| Work task |
Read the listing and extract each line that includes the word "SOLIDWORKS".

| Source material |
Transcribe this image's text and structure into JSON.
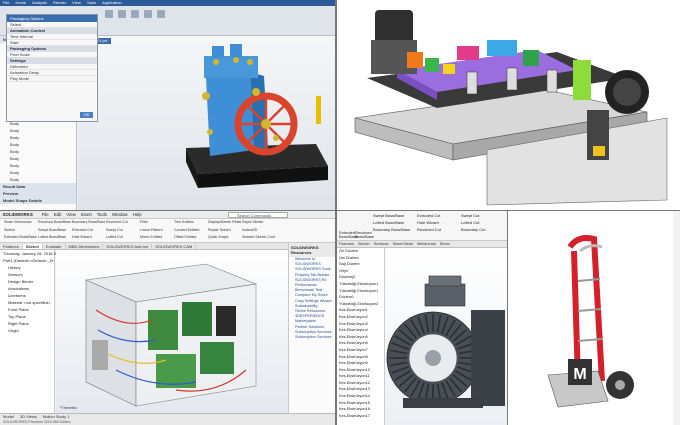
{
  "nx": {
    "ribbon": [
      "File",
      "Home",
      "Analysis",
      "Render",
      "View",
      "Tools",
      "Application"
    ],
    "dialog_title": "Packaging Options",
    "dialog_rows": [
      "Select",
      "Animation Control",
      "Time Interval",
      "Start",
      "Packaging Options",
      "Pixel Scale",
      "Settings",
      "Deformed",
      "Animation Delay",
      "Play Mode"
    ],
    "ok_label": "OK",
    "view_tab": "_model1.prt",
    "nav_rows": [
      "Name",
      "Body",
      "Body",
      "Body",
      "Body",
      "Body",
      "Body",
      "Body",
      "Body",
      "Body",
      "Body",
      "Body",
      "Body",
      "Body",
      "Body",
      "Body",
      "Body",
      "Body",
      "Body",
      "Body",
      "Body"
    ],
    "nav_bottom": [
      "Result Data",
      "Preview",
      "Model Shape Details"
    ]
  },
  "sw_electrical": {
    "logo": "SOLIDWORKS",
    "menu": [
      "File",
      "Edit",
      "View",
      "Insert",
      "Tools",
      "Window",
      "Help"
    ],
    "search": "Search Commands",
    "ribbon_buttons": [
      "Smart Dimension",
      "Sketch",
      "Extruded Boss/Base",
      "Revolved Boss/Base",
      "Swept Boss/Base",
      "Lofted Boss/Base",
      "Boundary Boss/Base",
      "Extruded Cut",
      "Hole Wizard",
      "Revolved Cut",
      "Swept Cut",
      "Lofted Cut",
      "Fillet",
      "Linear Pattern",
      "Mirror Entities",
      "Trim Entities",
      "Convert Entities",
      "Offset Entities",
      "Display/Delete Relations",
      "Repair Sketch",
      "Quick Snaps",
      "Rapid Sketch",
      "Instant2D",
      "Shaded Sketch Contours"
    ],
    "tabs": [
      "Features",
      "Sketch",
      "Evaluate",
      "MBD Dimensions",
      "SOLIDWORKS Add-Ins",
      "SOLIDWORKS CAM"
    ],
    "active_tab": "Sketch",
    "tree": [
      "Thursday, January 28, 2016 9:42:16 AM GMT",
      "Part1 (Default<<Default>_Di",
      "History",
      "Sensors",
      "Design Binder",
      "Annotations",
      "Lineforms",
      "Material <not specified>",
      "Front Plane",
      "Top Plane",
      "Right Plane",
      "Origin"
    ],
    "side_title": "SOLIDWORKS Resources",
    "side_items": [
      "Welcome to SOLIDWORKS",
      "SOLIDWORKS Tools",
      "Property Tab Builder",
      "SOLIDWORKS Rx",
      "Performance Benchmark Test",
      "Compare My Score",
      "Copy Settings Wizard",
      "Sustainability",
      "Online Resources",
      "3DEXPERIENCE Marketplace",
      "Partner Solutions",
      "Subscription Services",
      "Subscription Services"
    ],
    "view_label": "*Trimetric",
    "bottom_tabs": [
      "Model",
      "3D Views",
      "Motion Study 1"
    ],
    "status": "SOLIDWORKS Premium 2016 x64 Edition"
  },
  "sw_motor": {
    "buttons": [
      "Swept Boss/Base",
      "Lofted Boss/Base",
      "Boundary Boss/Base",
      "Extruded Cut",
      "Hole Wizard",
      "Revolved Cut",
      "Swept Cut",
      "Lofted Cut",
      "Boundary Cut"
    ],
    "left_buttons": [
      "Extruded Boss/Base",
      "Revolved Boss/Base"
    ],
    "tabs": [
      "Features",
      "Sketch",
      "Surfaces",
      "Sheet Metal",
      "Weldments",
      "Direct Editing",
      "Markup",
      "Evaluate",
      "PRO"
    ],
    "tree": [
      "Ön Düzlem",
      "Üst Düzlem",
      "Sağ Düzlem",
      "Orijin",
      "Düzenej2",
      "Yüksekliği-Ekstrüzyon1",
      "Yüksekliği-Ekstrüzyon1",
      "Düzlem1",
      "Yüksekliği-Ekstrüzyon2",
      "Kes-Ekstrüzyon1",
      "Kes-Ekstrüzyon2",
      "Kes-Ekstrüzyon3",
      "Kes-Ekstrüzyon4",
      "Kes-Ekstrüzyon5",
      "Kes-Ekstrüzyon6",
      "Kes-Ekstrüzyon7",
      "Kes-Ekstrüzyon8",
      "Kes-Ekstrüzyon9",
      "Kes-Ekstrüzyon10",
      "Kes-Ekstrüzyon11",
      "Kes-Ekstrüzyon12",
      "Kes-Ekstrüzyon13",
      "Kes-Ekstrüzyon14",
      "Kes-Ekstrüzyon15",
      "Kes-Ekstrüzyon16",
      "Kes-Ekstrüzyon17"
    ]
  },
  "trolley": {
    "plate_letter": "M"
  },
  "colors": {
    "nx_blue": "#3a6db0",
    "sw_red": "#c0161d",
    "engine_blue": "#3f8fd6",
    "flywheel_red": "#d9442c",
    "trolley_red": "#d4202a"
  }
}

| Result for this task |
    "logo": "SOLIDWORKS",
      "SOLIDWORKS Add-Ins",
      "SOLIDWORKS CAM"
    "side_title": "SOLIDWORKS Resources",
      "Welcome to SOLIDWORKS",
      "SOLIDWORKS Tools",
      "SOLIDWORKS Rx",
    "status": "SOLIDWORKS Premium 2016 x64 Edition"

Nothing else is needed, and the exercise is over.